- Cannold, L. (1994). Consequences for patients of health care professionals’ conscientious actions: The ban on abortions in South Australia. Journal of Medical Ethics, 20(2), 80–86.
- Council of Europe. (1950). Convention for the protection of human rights and fundamental freedoms. Opening for signature: 4 November 1950 (Rome). Entry into force 3 September 1953. Available at http://conven tions.coe.int/Treaty/Commun/QueVoulezVous.asp?NT=005%26CL=ENG. Accessed 12 July 2014.
- Council of Europe. (2010). The right to conscientious objection in lawful medical care. Resolution 1763, adopted by the Council of Europe’s Parliamentary Assembly on 7 October 2010 (35th sitting). Available at http://assembly.coe.int/Mainf.asp?link=/Docu ments/AdoptedText/ta10/ERES1763.htm. Accessed 12 July 2014.
- Dickens, B. M., & Cook, R. J. (2011). Conscientious commitment to women’s health. International Journal of Gynecology and Obstetrics, 113(2), 163–166.
- European Union Network of Independent Experts on Fundamental Rights. (2005). Opinion No. 4–2005: The right to conscientious objection and the conclusion by EU member States of Concordats with the Holy See.
- 14 December 2005. Available at http://ec.europa.eu/ justice/fundamental-rights/ﬁles/cfr_cdfopinion4_2005_ en.pdf. Accessed 12 July 2014
- Finer, L., & Fine, J. B. (2013). Abortion law around the world: Progress and pushback. American Journal of Public Health, 103(4), 585–589.
- Heino, A., Gissler, M., Apter, D., & Fiala, C. (2013). Conscientious objection and induced abortion in Europe. The European Journal of Contraception and Reproductive Health Care, 18(4), 231–233.
- Rhodes, R. (2006). The ethical standard of care. American Journal of Bioethics, 6(2), 76–78.
- Savulescu, J. (2006). Conscientious objection in medicine. British Medical Journal, 332, 294–297.
- UN General Assembly. (1966). International Covenant on Civil and Political Rights, 16 December 1966, United Nations, Treaty Series (Vol. 999, p. 171). Available at http://www.ohchr.org/en/professionalinterest/pages/ ccpr.aspx. Accessed 12 July 2014.
- UN Human Rights Committee. (1993). General Comment 22, Article 18 (Forty-eighth session). Available at http://www1.umn.edu/humanrts/gencomm/hrcom22.htm
- Wicclair, M. R. (2011). Conscientious objection in health care: An ethical analysis. Cambridge, UK: Cambridge University Press.
- World Health Organization. (2012). Safe abortion: Technical and policy guidance for health systems (2nd ed.). Available at http://www.who.int/reproductivehealth/ publications/unsafe_abortion/9789241548434/en/. Accessed 12 July 2014.
- Zampas, C. (2013). Legal and ethical standards for protecting women’s human rights and the practice of conscientious objection in reproductive healthcare settings. International Journal of Gynecology & Obstetrics, 123(Suppl. 3), 563–565.
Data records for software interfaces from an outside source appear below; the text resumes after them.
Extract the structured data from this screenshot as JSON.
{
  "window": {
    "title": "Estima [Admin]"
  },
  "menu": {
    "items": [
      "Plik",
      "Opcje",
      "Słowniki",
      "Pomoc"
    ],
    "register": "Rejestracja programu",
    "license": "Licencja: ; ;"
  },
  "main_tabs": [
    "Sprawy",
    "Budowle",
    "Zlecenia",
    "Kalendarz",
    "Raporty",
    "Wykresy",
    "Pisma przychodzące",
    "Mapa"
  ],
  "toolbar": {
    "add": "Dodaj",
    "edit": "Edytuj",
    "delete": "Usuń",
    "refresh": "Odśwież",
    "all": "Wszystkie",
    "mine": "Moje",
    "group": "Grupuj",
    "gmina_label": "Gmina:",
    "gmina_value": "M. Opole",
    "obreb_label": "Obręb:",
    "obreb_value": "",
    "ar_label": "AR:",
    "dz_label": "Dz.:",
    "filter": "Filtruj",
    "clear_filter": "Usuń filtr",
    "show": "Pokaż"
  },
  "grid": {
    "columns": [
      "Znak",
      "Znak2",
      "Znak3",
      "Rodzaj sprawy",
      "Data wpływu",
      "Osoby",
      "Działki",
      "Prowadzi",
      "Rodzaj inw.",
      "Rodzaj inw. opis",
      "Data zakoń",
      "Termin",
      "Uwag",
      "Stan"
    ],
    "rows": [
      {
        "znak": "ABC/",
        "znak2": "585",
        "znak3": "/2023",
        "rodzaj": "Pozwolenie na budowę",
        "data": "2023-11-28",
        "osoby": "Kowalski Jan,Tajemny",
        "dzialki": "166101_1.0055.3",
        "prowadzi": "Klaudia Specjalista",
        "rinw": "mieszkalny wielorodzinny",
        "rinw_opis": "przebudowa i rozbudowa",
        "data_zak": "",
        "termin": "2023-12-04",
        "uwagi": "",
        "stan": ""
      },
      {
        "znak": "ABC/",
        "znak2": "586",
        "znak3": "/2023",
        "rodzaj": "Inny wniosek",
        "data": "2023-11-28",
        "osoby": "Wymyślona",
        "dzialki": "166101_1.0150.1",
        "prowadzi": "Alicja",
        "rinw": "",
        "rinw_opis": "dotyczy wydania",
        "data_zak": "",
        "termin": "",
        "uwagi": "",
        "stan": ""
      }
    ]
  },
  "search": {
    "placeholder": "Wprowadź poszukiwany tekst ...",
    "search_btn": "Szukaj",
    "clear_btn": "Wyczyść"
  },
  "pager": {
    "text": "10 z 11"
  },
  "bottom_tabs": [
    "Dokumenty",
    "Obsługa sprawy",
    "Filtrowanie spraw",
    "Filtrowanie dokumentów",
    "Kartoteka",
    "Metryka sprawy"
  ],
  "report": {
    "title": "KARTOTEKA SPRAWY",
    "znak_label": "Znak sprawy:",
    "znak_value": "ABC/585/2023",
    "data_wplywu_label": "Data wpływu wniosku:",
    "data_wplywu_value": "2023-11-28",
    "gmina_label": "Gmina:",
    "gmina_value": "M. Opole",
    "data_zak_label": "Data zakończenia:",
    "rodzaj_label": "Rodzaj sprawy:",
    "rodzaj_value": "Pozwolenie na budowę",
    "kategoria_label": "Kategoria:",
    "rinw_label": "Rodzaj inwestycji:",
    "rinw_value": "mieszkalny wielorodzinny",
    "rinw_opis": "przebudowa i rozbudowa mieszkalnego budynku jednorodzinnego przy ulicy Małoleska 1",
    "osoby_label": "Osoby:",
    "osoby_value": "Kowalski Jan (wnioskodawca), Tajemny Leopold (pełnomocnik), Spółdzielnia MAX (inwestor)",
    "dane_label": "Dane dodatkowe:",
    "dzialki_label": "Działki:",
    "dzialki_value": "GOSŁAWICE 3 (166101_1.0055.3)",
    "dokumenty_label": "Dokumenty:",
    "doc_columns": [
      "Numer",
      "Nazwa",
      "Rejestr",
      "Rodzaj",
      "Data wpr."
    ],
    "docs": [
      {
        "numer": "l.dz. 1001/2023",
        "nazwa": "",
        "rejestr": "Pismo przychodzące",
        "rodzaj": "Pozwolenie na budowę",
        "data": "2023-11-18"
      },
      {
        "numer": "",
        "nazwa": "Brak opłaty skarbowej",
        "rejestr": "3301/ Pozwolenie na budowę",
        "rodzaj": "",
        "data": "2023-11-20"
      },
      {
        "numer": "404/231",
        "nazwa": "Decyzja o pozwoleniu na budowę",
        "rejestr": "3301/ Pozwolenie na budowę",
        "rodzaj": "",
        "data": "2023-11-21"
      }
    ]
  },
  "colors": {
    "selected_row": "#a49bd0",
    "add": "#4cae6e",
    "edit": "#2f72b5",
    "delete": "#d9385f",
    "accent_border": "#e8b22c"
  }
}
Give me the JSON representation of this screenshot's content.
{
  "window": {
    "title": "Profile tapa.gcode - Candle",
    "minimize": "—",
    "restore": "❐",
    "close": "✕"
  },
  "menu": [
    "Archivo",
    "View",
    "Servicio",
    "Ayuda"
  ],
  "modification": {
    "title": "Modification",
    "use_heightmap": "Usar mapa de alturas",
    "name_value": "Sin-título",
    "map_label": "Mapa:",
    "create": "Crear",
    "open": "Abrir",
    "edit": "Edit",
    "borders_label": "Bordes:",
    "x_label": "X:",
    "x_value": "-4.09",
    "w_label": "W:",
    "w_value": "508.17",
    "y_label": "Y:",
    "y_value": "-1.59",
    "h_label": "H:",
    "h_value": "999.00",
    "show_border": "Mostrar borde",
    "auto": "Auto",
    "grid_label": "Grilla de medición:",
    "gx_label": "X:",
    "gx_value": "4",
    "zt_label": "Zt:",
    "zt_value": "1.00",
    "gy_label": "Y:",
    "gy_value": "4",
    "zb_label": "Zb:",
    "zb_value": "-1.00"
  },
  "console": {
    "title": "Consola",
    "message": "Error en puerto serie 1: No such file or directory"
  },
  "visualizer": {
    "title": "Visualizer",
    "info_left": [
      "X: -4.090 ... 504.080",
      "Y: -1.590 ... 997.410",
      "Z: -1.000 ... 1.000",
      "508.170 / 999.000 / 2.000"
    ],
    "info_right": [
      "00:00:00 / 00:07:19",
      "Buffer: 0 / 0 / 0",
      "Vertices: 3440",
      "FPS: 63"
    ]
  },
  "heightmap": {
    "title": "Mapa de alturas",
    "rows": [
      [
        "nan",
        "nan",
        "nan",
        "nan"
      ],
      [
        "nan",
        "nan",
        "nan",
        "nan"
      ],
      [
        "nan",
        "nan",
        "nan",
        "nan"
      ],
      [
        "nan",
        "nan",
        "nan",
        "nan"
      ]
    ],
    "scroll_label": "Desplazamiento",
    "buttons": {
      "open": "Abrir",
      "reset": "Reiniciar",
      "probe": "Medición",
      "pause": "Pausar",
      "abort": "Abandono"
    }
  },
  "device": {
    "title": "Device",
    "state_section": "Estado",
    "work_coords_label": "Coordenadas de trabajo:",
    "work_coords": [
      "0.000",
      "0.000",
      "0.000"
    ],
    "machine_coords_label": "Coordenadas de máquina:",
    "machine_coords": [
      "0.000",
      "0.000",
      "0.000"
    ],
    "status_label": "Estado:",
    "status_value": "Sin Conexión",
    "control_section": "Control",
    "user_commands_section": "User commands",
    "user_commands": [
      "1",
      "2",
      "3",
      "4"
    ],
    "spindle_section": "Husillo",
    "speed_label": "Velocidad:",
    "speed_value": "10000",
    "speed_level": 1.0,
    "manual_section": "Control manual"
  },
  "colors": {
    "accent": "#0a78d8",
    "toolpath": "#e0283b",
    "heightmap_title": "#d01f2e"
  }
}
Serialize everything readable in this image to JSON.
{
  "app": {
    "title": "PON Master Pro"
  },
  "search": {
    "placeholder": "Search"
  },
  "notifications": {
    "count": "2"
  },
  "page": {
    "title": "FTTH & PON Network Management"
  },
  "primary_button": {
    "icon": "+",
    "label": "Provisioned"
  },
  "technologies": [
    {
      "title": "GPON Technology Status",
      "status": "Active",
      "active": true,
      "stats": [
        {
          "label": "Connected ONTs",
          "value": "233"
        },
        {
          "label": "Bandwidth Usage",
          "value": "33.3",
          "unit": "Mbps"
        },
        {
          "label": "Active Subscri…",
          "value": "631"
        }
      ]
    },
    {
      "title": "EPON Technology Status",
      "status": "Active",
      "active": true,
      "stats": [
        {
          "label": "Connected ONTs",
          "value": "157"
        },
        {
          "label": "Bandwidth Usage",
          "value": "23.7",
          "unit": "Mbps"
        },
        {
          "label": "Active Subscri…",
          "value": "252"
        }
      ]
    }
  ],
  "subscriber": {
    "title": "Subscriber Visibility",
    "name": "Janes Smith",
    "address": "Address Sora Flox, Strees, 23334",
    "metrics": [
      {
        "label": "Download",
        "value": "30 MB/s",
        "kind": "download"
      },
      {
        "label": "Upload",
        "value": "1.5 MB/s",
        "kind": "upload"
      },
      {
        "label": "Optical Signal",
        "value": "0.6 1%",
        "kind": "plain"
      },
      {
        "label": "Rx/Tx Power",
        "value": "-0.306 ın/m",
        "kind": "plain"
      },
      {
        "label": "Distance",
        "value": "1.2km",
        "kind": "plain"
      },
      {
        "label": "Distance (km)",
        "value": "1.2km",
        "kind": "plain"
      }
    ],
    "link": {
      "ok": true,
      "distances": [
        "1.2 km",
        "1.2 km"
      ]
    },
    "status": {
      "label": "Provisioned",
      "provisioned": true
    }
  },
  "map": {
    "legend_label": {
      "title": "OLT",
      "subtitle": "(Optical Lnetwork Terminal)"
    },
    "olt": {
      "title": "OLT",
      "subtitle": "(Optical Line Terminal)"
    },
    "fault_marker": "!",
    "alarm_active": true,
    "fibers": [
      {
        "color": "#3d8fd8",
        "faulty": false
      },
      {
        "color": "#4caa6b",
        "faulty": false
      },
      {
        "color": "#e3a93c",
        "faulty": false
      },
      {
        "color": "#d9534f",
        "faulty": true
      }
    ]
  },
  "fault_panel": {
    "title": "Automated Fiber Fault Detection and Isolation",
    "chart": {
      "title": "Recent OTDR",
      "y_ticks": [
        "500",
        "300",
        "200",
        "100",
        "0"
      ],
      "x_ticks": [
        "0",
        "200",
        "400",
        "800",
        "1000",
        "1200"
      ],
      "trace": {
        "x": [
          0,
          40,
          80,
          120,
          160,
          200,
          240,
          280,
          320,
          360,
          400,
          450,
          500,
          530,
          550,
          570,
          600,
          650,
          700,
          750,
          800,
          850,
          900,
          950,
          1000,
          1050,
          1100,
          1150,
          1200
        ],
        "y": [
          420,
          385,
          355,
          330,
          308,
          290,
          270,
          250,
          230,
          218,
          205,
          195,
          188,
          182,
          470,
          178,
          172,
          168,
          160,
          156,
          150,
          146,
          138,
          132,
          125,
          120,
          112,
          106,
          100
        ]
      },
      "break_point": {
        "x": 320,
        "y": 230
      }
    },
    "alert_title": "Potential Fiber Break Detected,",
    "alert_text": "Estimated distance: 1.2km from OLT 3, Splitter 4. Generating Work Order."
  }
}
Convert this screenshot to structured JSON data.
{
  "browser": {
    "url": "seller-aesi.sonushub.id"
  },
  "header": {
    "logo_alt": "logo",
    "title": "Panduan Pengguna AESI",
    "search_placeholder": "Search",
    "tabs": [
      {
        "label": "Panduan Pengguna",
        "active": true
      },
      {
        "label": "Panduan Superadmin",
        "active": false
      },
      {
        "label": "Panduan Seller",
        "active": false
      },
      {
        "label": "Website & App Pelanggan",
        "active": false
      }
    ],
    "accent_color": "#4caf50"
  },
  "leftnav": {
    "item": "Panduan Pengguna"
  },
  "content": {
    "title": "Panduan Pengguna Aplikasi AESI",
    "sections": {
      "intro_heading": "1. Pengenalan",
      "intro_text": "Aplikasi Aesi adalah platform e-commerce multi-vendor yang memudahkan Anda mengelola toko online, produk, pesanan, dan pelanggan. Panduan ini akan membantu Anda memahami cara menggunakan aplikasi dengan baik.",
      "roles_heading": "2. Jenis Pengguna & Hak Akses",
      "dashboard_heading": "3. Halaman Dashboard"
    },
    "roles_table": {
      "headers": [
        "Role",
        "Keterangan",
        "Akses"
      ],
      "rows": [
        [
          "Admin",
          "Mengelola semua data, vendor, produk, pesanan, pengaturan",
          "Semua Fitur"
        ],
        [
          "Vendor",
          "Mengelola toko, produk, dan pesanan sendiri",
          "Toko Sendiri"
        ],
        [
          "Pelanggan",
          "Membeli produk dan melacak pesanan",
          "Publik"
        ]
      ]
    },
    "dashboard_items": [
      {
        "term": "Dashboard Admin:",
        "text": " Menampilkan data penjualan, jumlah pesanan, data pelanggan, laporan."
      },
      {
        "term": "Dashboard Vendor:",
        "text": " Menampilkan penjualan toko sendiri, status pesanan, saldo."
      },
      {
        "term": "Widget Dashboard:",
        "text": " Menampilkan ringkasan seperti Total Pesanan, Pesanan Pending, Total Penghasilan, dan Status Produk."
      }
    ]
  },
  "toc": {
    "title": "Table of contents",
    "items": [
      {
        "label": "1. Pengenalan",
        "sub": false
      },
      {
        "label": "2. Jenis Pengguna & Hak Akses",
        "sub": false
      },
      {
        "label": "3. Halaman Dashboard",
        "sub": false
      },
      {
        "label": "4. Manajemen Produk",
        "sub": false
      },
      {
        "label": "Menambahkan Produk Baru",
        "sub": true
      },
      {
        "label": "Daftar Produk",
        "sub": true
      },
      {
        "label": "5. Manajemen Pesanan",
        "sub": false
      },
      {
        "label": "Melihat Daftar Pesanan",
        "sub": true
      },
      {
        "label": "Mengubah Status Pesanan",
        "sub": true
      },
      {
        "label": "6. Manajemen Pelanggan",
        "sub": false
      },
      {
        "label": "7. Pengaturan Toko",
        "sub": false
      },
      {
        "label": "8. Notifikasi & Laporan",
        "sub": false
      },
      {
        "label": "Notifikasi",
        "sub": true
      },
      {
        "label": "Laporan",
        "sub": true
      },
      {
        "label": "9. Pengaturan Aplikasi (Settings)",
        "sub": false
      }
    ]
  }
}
- Lynch, H. F. (2008). Conﬂicts of conscience in health care: An institutional compromise. Cambridge, MA: MIT Press.
- Pellegrino, E. D. (2002). The physician’s conscience, conscience clauses, and religious beliefs: A Catholic perspective. Fordham Urban Law Journal, 30, 221–244.
- Sulmasy, D. P. (2008). What is conscience and why is respect for it so important? Theoretical Medicine and Bioethics, 29(3), 135–149.
- Wicclair, M. (2013). Conscience. In H. LaFollette (Ed.), International encyclopedia of ethics (Vol. 2, pp. 1009–1020). Hoboken: Wiley.
Free research papers are not written to satisfy your specific instructions. You can use our professional writing services to buy a custom research paper on any topic and get your high quality paper at affordable price.